You're Never too Old to Earn Your Degree
Harriett Libby finished Middlesex High School in Saluda, Virginia, in 1960, married Howard Roane that September, and set her heart on finishing her education with a college degree.
June 13, 2012
Original article and photo by Elsa Cooke Verbyla, Gloucester-Mathews Gazette-Journal
Harriett Roane proudly displays her diploma from Bluefield College, a milestone she earned at age 69.
But, despite a calling to professional ministry, which would require a college degree, Roane passed on her dream, because “colleges were so far away” from her Urbanna, Virginia, home.
Now 69 years of age and living just a few miles away in Glenns, Virginia, with the support of her husband and three grown daughters, Roane has finally earned that degree, a bachelor of science in management and leadership from Bluefield College in Bluefield, Virginia.
Roane’s studies were sidetracked many times through the years by the responsibility of not only raising a family, but also frequent treatment for bipolar disorder.
“I’m well now,” she said. “The doctor came up with the right medicines. The key is to let people know if (you) have an illness like that, that there is hope for getting an education. If (you) want it, (you) can’t just give up. If it could happen for me, it could happen for (anybody).”
The bachelor’s degree, which Roane earned in December 2011 and wanted to get before she turned 70, is part of her complete plan to earn a master’s degree in divinity in three years and finally be able to enter professional ministry. It’s also a part of a plan between Bluefield College and The John Leland Center for Theological Studies.
In fact, in the fall of 2010, Bluefield and Leland signed an articulation agreement that allows students who have an interest in Christian ministry greater access to the theological training they will need to fulfill that calling.
A Christ-centered liberal arts college in Southwest Virginia, Bluefield College offers 20 undergraduate degrees, including Christian studies, but does not offer master’s degrees. Located in Northern Virginia, Leland offers graduate degrees in theology, as well as a pre-baccalaureate Diploma Program in Biblical studies, but no bachelor’s degree.
“What Leland or Bluefield might not achieve alone,” said BC’s Dr. Robert Shippey, vice president for academic affairs, “we have determined to achieve together for the benefit of students like Harriett Roane and all Virginia Baptists.”
The pact between the two schools allows students to begin their academic preparation for Christian ministry with Leland, complete their bachelor’s degree at Bluefield, and then continue with graduate study back at the seminary. In fact, when she earned her bachelor’s degree from Bluefield College this past winter, Roane became the first ever student to complete the Leland-to-BC exchange.
“I’m an achiever, and I wanted to get that degree,” said Roane about earning her bachelor’s degree from BC. “If you really want it bad enough to make the sacrifices,” such as time away from the family while hitting the books, “you can get it at any age, if it is something you’ve desired all your life.”

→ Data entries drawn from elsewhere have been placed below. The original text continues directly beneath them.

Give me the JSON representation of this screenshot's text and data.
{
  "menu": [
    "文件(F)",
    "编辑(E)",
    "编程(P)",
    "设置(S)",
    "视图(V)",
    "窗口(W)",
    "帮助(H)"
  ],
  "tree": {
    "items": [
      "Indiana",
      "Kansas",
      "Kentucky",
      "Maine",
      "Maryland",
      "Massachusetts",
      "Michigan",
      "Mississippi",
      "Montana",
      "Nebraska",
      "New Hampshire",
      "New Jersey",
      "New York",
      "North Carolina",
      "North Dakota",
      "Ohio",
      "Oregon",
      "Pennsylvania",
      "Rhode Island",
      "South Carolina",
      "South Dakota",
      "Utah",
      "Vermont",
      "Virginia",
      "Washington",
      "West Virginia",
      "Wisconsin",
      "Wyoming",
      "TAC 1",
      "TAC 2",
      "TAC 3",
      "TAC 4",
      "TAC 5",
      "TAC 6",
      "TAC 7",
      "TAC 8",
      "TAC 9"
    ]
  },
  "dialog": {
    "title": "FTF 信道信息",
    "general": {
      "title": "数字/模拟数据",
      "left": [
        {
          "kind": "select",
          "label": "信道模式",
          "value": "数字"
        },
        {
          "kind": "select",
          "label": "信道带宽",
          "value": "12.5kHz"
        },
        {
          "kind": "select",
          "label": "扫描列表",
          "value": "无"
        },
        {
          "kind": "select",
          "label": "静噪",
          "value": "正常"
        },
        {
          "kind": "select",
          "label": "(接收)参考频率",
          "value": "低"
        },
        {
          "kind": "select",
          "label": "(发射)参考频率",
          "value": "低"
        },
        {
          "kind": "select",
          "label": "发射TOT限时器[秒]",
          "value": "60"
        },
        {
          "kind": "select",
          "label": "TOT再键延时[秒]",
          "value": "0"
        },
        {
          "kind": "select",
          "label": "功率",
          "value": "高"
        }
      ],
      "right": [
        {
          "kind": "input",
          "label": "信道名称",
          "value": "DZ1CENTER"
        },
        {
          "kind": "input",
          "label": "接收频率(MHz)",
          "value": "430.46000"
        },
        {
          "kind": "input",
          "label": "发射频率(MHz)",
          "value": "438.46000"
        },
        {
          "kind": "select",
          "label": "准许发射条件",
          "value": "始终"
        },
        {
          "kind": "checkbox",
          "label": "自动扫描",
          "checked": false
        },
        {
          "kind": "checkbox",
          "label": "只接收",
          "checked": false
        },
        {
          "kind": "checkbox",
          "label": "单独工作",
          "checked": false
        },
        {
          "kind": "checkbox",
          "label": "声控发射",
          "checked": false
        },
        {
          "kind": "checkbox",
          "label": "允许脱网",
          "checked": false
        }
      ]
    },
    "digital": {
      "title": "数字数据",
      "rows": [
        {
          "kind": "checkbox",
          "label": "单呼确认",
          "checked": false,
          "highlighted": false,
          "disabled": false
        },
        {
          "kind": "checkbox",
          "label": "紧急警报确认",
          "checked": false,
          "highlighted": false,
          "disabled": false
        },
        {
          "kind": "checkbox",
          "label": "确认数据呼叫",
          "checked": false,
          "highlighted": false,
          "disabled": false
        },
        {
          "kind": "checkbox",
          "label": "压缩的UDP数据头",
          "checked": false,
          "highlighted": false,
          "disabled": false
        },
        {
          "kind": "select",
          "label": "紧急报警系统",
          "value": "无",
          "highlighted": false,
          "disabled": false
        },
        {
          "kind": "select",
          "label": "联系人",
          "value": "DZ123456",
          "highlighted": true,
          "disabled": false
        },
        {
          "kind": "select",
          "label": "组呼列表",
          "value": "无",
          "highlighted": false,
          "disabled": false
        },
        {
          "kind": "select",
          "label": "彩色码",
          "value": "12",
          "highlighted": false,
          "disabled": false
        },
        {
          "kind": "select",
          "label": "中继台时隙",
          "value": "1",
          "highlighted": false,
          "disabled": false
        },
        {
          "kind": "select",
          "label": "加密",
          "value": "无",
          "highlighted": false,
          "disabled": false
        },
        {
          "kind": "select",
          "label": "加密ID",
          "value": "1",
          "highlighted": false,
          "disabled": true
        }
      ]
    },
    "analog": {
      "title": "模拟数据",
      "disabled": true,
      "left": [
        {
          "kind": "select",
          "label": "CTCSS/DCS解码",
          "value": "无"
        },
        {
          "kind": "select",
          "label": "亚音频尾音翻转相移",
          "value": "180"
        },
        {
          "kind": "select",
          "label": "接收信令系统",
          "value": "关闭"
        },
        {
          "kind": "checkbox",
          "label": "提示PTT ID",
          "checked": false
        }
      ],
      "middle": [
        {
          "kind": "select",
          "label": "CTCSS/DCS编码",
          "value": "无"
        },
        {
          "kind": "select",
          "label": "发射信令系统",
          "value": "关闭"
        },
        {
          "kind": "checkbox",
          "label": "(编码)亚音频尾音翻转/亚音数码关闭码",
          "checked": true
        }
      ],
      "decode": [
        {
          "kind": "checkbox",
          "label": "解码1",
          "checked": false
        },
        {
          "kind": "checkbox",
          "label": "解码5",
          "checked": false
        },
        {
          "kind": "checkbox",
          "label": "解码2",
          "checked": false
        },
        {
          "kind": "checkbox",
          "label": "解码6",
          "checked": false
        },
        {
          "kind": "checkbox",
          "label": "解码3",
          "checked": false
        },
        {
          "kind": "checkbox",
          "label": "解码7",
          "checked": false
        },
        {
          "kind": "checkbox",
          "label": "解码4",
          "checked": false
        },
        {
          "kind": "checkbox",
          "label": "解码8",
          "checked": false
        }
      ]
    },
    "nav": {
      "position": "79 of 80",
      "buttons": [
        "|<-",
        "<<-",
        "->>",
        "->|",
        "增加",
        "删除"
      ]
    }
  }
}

Now enrolled in the master’s program at Leland, Roane is just one chapter away from realizing her dream. In addition to her studies, she works full time painting, preparing exhibits and managing a Village Art Gallery. She also feeds her passion for ministry by participating in a group that provides study and worship services at local campgrounds.
“We hope Harriett is the first of many to complete this program,” said Dr. Shippey. “Those who are called into some form of professional ministry, like Harriett, need to benefit from quality theological education, and the Kingdom of Christ deserves informed spiritual leaders equipped with critical and creative thinking skills. This partnership between Bluefield and Leland helps achieve that goal.”